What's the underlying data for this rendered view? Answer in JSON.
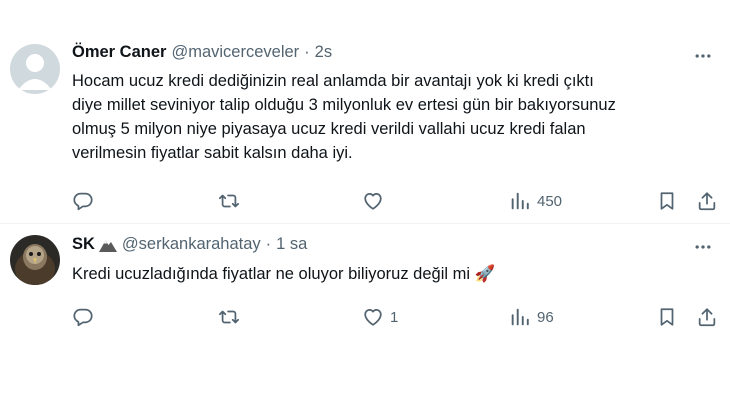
{
  "tweets": [
    {
      "name": "Ömer Caner",
      "handle": "@mavicerceveler",
      "separator": "·",
      "time": "2s",
      "text_lines": [
        "Hocam ucuz kredi dediğinizin real anlamda bir avantajı yok ki kredi çıktı",
        "diye millet seviniyor talip olduğu 3 milyonluk ev ertesi gün bir bakıyorsunuz",
        "olmuş 5 milyon niye piyasaya ucuz kredi verildi vallahi ucuz kredi falan",
        "verilmesin fiyatlar sabit kalsın daha iyi."
      ],
      "likes": "",
      "views": "450",
      "avatar": "default-avatar"
    },
    {
      "name": "SK",
      "handle": "@serkankarahatay",
      "separator": "·",
      "time": "1 sa",
      "text": "Kredi ucuzladığında fiyatlar ne oluyor biliyoruz değil mi",
      "emoji": "🚀",
      "likes": "1",
      "views": "96",
      "avatar": "eagle-avatar",
      "badge": "mountain-emoji"
    }
  ],
  "icons": [
    "reply-icon",
    "retweet-icon",
    "like-icon",
    "views-icon",
    "bookmark-icon",
    "share-icon",
    "more-icon"
  ],
  "colors": {
    "text": "#0f1419",
    "secondary": "#536471",
    "divider": "#eff3f4",
    "background": "#ffffff"
  }
}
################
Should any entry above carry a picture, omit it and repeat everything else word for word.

● **COMPLETED EXERCISE**:
What's the underlying data for this rendered view? Answer in JSON.
{
  "tweets": [
    {
      "name": "Ömer Caner",
      "handle": "@mavicerceveler",
      "separator": "·",
      "time": "2s",
      "text_lines": [
        "Hocam ucuz kredi dediğinizin real anlamda bir avantajı yok ki kredi çıktı",
        "diye millet seviniyor talip olduğu 3 milyonluk ev ertesi gün bir bakıyorsunuz",
        "olmuş 5 milyon niye piyasaya ucuz kredi verildi vallahi ucuz kredi falan",
        "verilmesin fiyatlar sabit kalsın daha iyi."
      ],
      "likes": "",
      "views": "450",
      "avatar": "default-avatar"
    },
    {
      "name": "SK",
      "handle": "@serkankarahatay",
      "separator": "·",
      "time": "1 sa",
      "text": "Kredi ucuzladığında fiyatlar ne oluyor biliyoruz değil mi",
      "emoji": "🚀",
      "likes": "1",
      "views": "96",
      "avatar": "eagle-avatar",
      "badge": "mountain-emoji"
    }
  ],
  "icons": [
    "reply-icon",
    "retweet-icon",
    "like-icon",
    "views-icon",
    "bookmark-icon",
    "share-icon",
    "more-icon"
  ],
  "colors": {
    "text": "#0f1419",
    "secondary": "#536471",
    "divider": "#eff3f4",
    "background": "#ffffff"
  }
}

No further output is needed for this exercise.